▶ **Task directions**:
Every line below should be repeated exactly as written.

⁂

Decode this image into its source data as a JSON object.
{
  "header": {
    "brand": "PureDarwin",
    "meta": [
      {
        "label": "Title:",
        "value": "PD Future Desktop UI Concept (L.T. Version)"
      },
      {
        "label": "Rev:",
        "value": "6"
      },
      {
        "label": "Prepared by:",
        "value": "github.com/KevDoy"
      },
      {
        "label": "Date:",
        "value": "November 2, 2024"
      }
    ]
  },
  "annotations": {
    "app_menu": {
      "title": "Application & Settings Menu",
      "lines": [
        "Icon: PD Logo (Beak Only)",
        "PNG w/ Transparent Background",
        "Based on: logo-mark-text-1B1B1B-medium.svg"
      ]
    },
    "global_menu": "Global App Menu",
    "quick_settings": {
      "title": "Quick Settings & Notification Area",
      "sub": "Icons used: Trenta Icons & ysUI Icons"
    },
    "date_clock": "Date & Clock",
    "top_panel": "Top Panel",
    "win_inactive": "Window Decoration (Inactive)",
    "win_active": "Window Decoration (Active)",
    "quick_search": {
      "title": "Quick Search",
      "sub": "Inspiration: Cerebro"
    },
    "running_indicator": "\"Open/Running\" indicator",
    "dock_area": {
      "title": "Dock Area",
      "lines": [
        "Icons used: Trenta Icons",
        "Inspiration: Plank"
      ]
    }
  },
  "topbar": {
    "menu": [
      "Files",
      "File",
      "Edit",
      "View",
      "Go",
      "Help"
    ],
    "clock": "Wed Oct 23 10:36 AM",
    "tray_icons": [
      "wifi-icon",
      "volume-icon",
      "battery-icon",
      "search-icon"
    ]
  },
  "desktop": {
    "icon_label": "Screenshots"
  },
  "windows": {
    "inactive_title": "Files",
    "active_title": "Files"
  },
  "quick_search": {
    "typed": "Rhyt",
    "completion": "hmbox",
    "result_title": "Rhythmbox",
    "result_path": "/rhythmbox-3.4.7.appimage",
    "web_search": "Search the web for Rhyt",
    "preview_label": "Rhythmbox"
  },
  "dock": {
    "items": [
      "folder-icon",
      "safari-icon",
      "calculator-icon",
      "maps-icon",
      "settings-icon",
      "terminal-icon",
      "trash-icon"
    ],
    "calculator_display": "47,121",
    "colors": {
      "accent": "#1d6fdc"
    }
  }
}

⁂

▶ **Reply**:
Decode this image into its source data as a JSON object.
{
  "header": {
    "brand": "PureDarwin",
    "meta": [
      {
        "label": "Title:",
        "value": "PD Future Desktop UI Concept (L.T. Version)"
      },
      {
        "label": "Rev:",
        "value": "6"
      },
      {
        "label": "Prepared by:",
        "value": "github.com/KevDoy"
      },
      {
        "label": "Date:",
        "value": "November 2, 2024"
      }
    ]
  },
  "annotations": {
    "app_menu": {
      "title": "Application & Settings Menu",
      "lines": [
        "Icon: PD Logo (Beak Only)",
        "PNG w/ Transparent Background",
        "Based on: logo-mark-text-1B1B1B-medium.svg"
      ]
    },
    "global_menu": "Global App Menu",
    "quick_settings": {
      "title": "Quick Settings & Notification Area",
      "sub": "Icons used: Trenta Icons & ysUI Icons"
    },
    "date_clock": "Date & Clock",
    "top_panel": "Top Panel",
    "win_inactive": "Window Decoration (Inactive)",
    "win_active": "Window Decoration (Active)",
    "quick_search": {
      "title": "Quick Search",
      "sub": "Inspiration: Cerebro"
    },
    "running_indicator": "\"Open/Running\" indicator",
    "dock_area": {
      "title": "Dock Area",
      "lines": [
        "Icons used: Trenta Icons",
        "Inspiration: Plank"
      ]
    }
  },
  "topbar": {
    "menu": [
      "Files",
      "File",
      "Edit",
      "View",
      "Go",
      "Help"
    ],
    "clock": "Wed Oct 23 10:36 AM",
    "tray_icons": [
      "wifi-icon",
      "volume-icon",
      "battery-icon",
      "search-icon"
    ]
  },
  "desktop": {
    "icon_label": "Screenshots"
  },
  "windows": {
    "inactive_title": "Files",
    "active_title": "Files"
  },
  "quick_search": {
    "typed": "Rhyt",
    "completion": "hmbox",
    "result_title": "Rhythmbox",
    "result_path": "/rhythmbox-3.4.7.appimage",
    "web_search": "Search the web for Rhyt",
    "preview_label": "Rhythmbox"
  },
  "dock": {
    "items": [
      "folder-icon",
      "safari-icon",
      "calculator-icon",
      "maps-icon",
      "settings-icon",
      "terminal-icon",
      "trash-icon"
    ],
    "calculator_display": "47,121",
    "colors": {
      "accent": "#1d6fdc"
    }
  }
}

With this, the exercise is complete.